Climate change is set to give Vancouver balmy, southern California-style weather by 2050, with warmer summers and longer growing seasons—at least according to reports by regional media outlets this past week. This idyllic picture was accompanied by warnings of wildfires and torrential rains.
However these stories give audiences an impression that is simultaneously too rosy a picture while exaggerating the dangers.
In September 2016, the Metro Vancouver published a 74-page document delivering medium and long-term projections for the region up to 2050 and 2080, but the media have only now picked up on the publication. The paper was based on what is called ‘statistical downscaling’ by the Pacific Climate Impacts Consortium (PCIC), PICS’ sister institute.

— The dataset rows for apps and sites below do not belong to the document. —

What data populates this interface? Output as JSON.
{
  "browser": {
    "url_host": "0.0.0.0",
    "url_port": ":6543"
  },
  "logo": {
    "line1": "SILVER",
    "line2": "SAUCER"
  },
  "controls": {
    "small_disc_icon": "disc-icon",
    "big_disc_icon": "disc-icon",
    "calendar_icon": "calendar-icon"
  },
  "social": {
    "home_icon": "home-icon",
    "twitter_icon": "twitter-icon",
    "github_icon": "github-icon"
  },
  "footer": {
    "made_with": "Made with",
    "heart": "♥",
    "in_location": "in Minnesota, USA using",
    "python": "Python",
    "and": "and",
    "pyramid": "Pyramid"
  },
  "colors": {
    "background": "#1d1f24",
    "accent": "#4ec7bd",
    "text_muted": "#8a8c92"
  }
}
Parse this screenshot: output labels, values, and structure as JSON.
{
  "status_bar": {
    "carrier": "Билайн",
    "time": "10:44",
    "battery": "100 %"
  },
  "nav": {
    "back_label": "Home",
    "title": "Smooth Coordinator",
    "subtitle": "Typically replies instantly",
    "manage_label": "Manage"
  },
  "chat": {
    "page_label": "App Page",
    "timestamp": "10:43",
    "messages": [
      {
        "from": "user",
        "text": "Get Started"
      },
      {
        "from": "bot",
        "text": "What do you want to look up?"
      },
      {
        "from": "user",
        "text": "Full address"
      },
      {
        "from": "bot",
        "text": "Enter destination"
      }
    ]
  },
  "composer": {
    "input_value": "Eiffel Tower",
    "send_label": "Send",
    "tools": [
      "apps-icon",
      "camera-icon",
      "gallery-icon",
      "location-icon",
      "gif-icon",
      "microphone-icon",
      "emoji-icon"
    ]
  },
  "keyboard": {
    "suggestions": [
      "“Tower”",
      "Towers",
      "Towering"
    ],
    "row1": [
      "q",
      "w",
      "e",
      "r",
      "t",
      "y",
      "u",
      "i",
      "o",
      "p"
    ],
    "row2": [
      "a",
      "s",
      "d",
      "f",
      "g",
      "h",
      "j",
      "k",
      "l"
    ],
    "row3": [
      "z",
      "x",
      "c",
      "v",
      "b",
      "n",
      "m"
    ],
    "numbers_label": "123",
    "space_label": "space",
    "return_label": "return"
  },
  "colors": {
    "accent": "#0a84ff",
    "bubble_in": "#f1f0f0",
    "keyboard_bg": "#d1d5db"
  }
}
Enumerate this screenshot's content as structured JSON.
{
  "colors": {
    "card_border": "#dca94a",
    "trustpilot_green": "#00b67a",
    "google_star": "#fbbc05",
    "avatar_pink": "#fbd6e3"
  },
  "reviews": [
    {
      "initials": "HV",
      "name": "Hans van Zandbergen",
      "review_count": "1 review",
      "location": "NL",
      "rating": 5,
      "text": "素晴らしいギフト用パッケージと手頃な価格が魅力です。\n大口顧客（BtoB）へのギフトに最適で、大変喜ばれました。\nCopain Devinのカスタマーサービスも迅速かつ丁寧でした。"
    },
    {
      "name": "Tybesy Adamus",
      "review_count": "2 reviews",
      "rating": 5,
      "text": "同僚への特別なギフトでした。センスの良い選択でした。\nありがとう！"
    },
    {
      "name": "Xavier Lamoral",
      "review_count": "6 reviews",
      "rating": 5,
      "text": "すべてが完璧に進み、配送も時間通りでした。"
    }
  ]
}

Downscaling involves taking global climate models, which have very coarse-grained descriptions of what happens at a regional level, and developing methods to use that information to supply a more fine-grained assessment.
The projections in the report built upon years of work by PCIC on downscaling, taking a roughly 100 km resolution down to just 10 km, and also accounting for local climate differences at a scale of 800 m.
Under a global emissions “business-as-usual” scenario, PCIC’s downscaling work found that the region can expect the length of the growing season to increase by a fifth, a 60 percent decrease in the number of frost days, heating demand to fall by almost a third, and an upswing in demand for air conditioning.
The projection also envisages more than a doubling in the number of hot days per year on average by 2050.
Media outlets jumped on the projection that average summer daytime high temperatures would likely be warmer than present-day San Diego and even warmer by the 2080s. Many readers were left with the impression that Vancouver’s climate would in effect become like that of the southern Californian city, and drove home this message with contrasting images of shovelling snow and heading to the beach.
However there are important things to keep in mind to avoid being misled by these interpretations, say the scientists. First, while summer will be warmer and winter less cold, the sharp difference between summer and winter will not go away. This is due to our northerly latitude. San Diego, in comparison, experiences much less seasonal differences.
In addition, reports of forest fires and summer droughts being followed by torrential downpours were also off base. Instead, the document said such extreme conditions would possibly be more common and should be planned for. This may appear to be a subtle distinction, but exaggeration of the dangers of climate change is as much of a problem as dismissing the dangers.
The report also includes projections based on lower greenhouse gas emissions scenarios. For example, by the 2080s, the number of hot days projected under a BAU scenario would be four times the historical norm, but if the world is able to cut emissions in half, then there would be two and a half times the number of hot days, and if the world gets down to net zero emissions within a decade, there would be just twice the number of hot days.
Energy economist Mark Jaccard helped design BC’s carbon tax, and he still supports it. But he questions just how politically viable a stringent tax—at the level needed to meet climate targets—can really be. So he also continues to explore how other policies that the public find more acceptable could work.